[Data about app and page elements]
^^^^^^^^

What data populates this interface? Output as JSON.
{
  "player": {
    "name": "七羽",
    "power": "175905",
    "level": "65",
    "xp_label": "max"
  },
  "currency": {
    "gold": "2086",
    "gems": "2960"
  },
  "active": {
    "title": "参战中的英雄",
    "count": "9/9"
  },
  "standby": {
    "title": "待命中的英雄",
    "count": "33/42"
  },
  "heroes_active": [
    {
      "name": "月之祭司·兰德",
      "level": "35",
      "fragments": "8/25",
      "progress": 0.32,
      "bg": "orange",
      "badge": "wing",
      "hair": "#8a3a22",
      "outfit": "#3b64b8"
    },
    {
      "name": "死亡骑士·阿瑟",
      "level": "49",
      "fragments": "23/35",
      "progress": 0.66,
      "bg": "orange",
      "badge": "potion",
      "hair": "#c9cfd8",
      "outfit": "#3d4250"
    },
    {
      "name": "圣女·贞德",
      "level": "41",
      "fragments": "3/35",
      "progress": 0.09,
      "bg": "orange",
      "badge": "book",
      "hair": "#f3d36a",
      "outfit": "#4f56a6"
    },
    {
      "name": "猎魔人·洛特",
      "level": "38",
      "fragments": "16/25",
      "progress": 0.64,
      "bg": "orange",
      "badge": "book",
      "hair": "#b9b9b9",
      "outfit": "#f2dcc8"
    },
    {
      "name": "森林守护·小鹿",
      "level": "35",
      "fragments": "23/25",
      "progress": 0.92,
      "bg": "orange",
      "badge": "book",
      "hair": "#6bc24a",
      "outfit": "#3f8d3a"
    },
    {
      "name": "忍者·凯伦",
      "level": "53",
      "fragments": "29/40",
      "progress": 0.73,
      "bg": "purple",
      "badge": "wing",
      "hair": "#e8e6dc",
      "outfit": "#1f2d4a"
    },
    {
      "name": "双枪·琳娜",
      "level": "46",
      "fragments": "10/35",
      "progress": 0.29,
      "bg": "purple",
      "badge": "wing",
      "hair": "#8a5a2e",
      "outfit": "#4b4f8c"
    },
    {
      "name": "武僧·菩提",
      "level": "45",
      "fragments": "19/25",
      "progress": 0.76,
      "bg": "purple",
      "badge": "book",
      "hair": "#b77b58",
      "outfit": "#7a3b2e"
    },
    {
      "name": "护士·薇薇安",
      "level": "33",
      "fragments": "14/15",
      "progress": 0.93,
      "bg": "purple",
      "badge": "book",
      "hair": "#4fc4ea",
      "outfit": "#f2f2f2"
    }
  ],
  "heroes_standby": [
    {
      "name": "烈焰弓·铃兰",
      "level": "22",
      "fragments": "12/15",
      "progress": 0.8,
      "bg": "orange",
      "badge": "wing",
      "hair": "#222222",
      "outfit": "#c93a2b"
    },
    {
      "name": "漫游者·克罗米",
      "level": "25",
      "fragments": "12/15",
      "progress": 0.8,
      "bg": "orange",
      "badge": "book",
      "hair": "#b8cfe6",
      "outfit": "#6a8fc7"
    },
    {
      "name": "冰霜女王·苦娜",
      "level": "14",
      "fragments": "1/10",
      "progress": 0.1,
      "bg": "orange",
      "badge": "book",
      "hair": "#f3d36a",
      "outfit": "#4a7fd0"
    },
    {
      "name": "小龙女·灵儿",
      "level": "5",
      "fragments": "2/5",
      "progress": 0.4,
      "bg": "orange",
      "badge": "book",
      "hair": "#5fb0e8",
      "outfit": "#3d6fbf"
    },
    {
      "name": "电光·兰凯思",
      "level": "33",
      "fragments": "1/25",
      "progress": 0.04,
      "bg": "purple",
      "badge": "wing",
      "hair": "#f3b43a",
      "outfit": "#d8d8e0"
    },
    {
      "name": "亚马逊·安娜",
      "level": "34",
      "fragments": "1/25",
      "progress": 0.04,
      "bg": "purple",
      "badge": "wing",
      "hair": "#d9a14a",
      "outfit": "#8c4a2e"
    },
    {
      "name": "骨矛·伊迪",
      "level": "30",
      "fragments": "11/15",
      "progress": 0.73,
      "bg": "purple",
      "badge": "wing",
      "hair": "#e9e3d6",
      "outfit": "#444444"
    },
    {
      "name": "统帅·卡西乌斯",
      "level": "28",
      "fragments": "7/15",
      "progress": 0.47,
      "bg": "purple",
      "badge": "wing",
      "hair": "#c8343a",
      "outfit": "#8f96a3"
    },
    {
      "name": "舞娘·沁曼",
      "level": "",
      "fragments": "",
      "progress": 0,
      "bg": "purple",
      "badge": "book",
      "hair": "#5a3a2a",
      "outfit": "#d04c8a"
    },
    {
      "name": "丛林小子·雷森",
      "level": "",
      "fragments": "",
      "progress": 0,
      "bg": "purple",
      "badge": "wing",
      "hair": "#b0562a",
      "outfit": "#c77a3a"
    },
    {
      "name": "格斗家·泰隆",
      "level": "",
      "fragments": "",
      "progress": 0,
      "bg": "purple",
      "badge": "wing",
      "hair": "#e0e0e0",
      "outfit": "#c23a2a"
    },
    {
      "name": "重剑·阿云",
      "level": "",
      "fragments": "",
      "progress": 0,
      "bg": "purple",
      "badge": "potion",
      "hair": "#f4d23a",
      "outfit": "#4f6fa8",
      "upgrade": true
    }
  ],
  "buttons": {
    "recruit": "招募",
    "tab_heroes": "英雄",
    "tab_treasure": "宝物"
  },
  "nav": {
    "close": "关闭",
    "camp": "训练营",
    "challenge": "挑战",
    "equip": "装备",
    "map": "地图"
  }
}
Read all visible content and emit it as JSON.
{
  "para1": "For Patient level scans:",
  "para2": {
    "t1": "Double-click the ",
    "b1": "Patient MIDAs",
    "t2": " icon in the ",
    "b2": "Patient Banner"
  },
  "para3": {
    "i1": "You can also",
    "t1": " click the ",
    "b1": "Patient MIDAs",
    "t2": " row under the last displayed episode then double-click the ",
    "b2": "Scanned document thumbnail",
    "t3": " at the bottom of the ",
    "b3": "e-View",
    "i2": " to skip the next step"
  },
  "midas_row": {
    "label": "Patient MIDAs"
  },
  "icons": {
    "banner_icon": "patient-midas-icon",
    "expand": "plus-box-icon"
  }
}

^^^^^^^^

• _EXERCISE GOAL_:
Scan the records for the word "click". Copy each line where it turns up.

• _COMPLETED EXERCISE_:
    "t1": "Double-click the ",
    "t1": " click the ",
    "t2": " row under the last displayed episode then double-click the ",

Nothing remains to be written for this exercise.